> _DATA PROVIDED_:
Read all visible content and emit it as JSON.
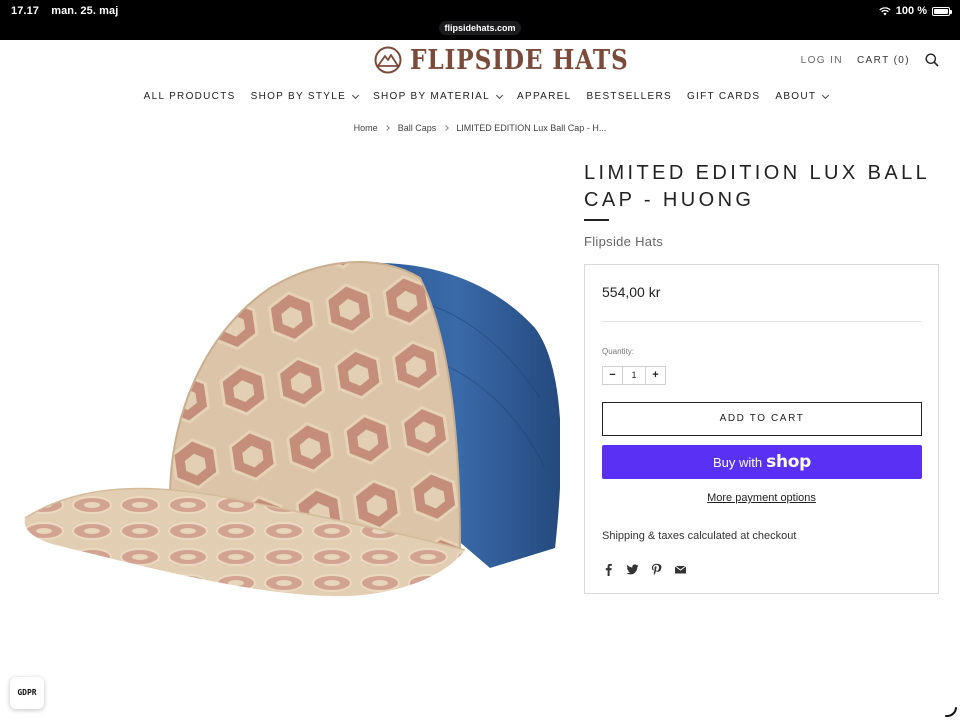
{
  "status_bar": {
    "time": "17.17",
    "date": "man. 25. maj",
    "battery": "100 %",
    "url": "flipsidehats.com"
  },
  "header": {
    "logo_text": "FLIPSIDE HATS",
    "login": "LOG IN",
    "cart": "CART (0)",
    "search_icon": "search-icon"
  },
  "nav": {
    "items": [
      {
        "label": "ALL PRODUCTS",
        "dropdown": false
      },
      {
        "label": "SHOP BY STYLE",
        "dropdown": true
      },
      {
        "label": "SHOP BY MATERIAL",
        "dropdown": true
      },
      {
        "label": "APPAREL",
        "dropdown": false
      },
      {
        "label": "BESTSELLERS",
        "dropdown": false
      },
      {
        "label": "GIFT CARDS",
        "dropdown": false
      },
      {
        "label": "ABOUT",
        "dropdown": true
      }
    ]
  },
  "breadcrumb": {
    "home": "Home",
    "category": "Ball Caps",
    "current": "LIMITED EDITION Lux Ball Cap - H..."
  },
  "product": {
    "title": "LIMITED EDITION LUX BALL CAP - HUONG",
    "vendor": "Flipside Hats",
    "price": "554,00 kr",
    "quantity_label": "Quantity:",
    "quantity": "1",
    "qty_minus": "−",
    "qty_plus": "+",
    "add_to_cart": "ADD TO CART",
    "buy_with": "Buy with",
    "shop_brand": "shop",
    "more_payment": "More payment options",
    "shipping_note": "Shipping & taxes calculated at checkout",
    "share_icons": [
      "facebook-icon",
      "twitter-icon",
      "pinterest-icon",
      "email-icon"
    ]
  },
  "gdpr": "GDPR",
  "colors": {
    "accent_shop": "#5a31f4",
    "logo": "#7a4b3a",
    "border": "#d9d9d9"
  }
}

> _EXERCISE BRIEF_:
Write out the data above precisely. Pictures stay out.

> _ANSWER TO THIS TASK_:
Read all visible content and emit it as JSON.
{
  "status_bar": {
    "time": "17.17",
    "date": "man. 25. maj",
    "battery": "100 %",
    "url": "flipsidehats.com"
  },
  "header": {
    "logo_text": "FLIPSIDE HATS",
    "login": "LOG IN",
    "cart": "CART (0)",
    "search_icon": "search-icon"
  },
  "nav": {
    "items": [
      {
        "label": "ALL PRODUCTS",
        "dropdown": false
      },
      {
        "label": "SHOP BY STYLE",
        "dropdown": true
      },
      {
        "label": "SHOP BY MATERIAL",
        "dropdown": true
      },
      {
        "label": "APPAREL",
        "dropdown": false
      },
      {
        "label": "BESTSELLERS",
        "dropdown": false
      },
      {
        "label": "GIFT CARDS",
        "dropdown": false
      },
      {
        "label": "ABOUT",
        "dropdown": true
      }
    ]
  },
  "breadcrumb": {
    "home": "Home",
    "category": "Ball Caps",
    "current": "LIMITED EDITION Lux Ball Cap - H..."
  },
  "product": {
    "title": "LIMITED EDITION LUX BALL CAP - HUONG",
    "vendor": "Flipside Hats",
    "price": "554,00 kr",
    "quantity_label": "Quantity:",
    "quantity": "1",
    "qty_minus": "−",
    "qty_plus": "+",
    "add_to_cart": "ADD TO CART",
    "buy_with": "Buy with",
    "shop_brand": "shop",
    "more_payment": "More payment options",
    "shipping_note": "Shipping & taxes calculated at checkout",
    "share_icons": [
      "facebook-icon",
      "twitter-icon",
      "pinterest-icon",
      "email-icon"
    ]
  },
  "gdpr": "GDPR",
  "colors": {
    "accent_shop": "#5a31f4",
    "logo": "#7a4b3a",
    "border": "#d9d9d9"
  }
}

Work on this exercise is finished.